Omicron is inundating a healthcare system that was already buckling under the cumulative toll of every previous surge, writes Ed Yong in an article for the Atlantic.
When a healthcare system crumbles, this is what it looks like. Much of what’s wrong happens invisibly. At first, there’s just a lot of waiting. Emergency rooms get so full that “you’ll wait hours and hours, and you may not be able to get surgery when you need it,” says Megan Ranney, an emergency physician in Rhode Island.
When patients are seen, they might not get the tests they need, because technicians or necessary chemicals are in short supply. Then delay becomes absence. The little acts of compassion that make hospital stays tolerable disappear. Next go the acts of necessity that make stays survivable. Nurses might be so swamped that they can’t check whether a patient has their pain medications or if a ventilator is working correctly. People who would’ve been fine will get sicker. Eventually, people who would have lived will die.
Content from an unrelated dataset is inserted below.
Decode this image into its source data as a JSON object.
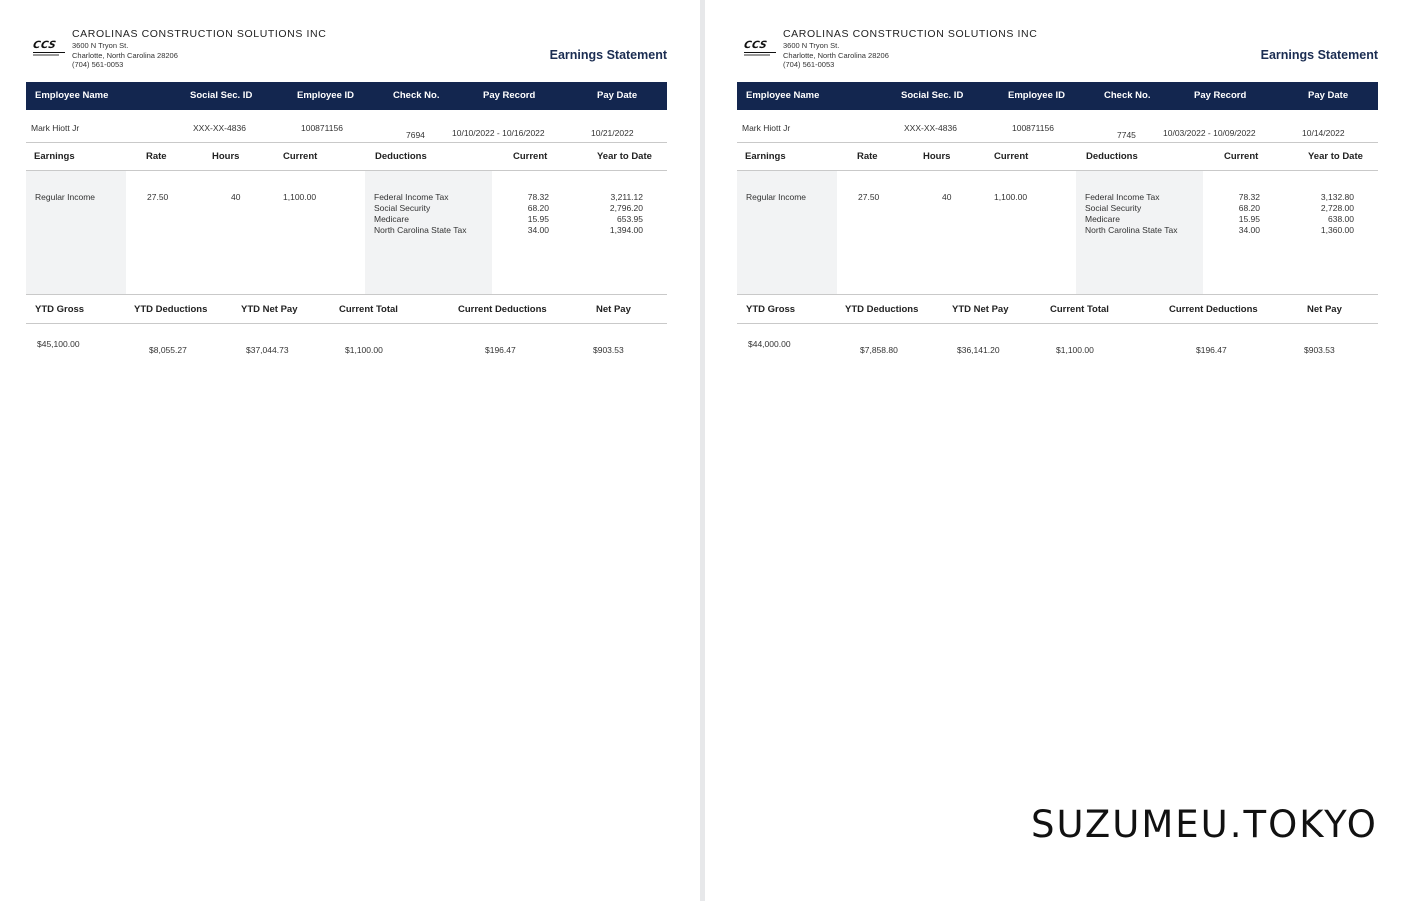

This is not conjecture; it is happening now, across the United States.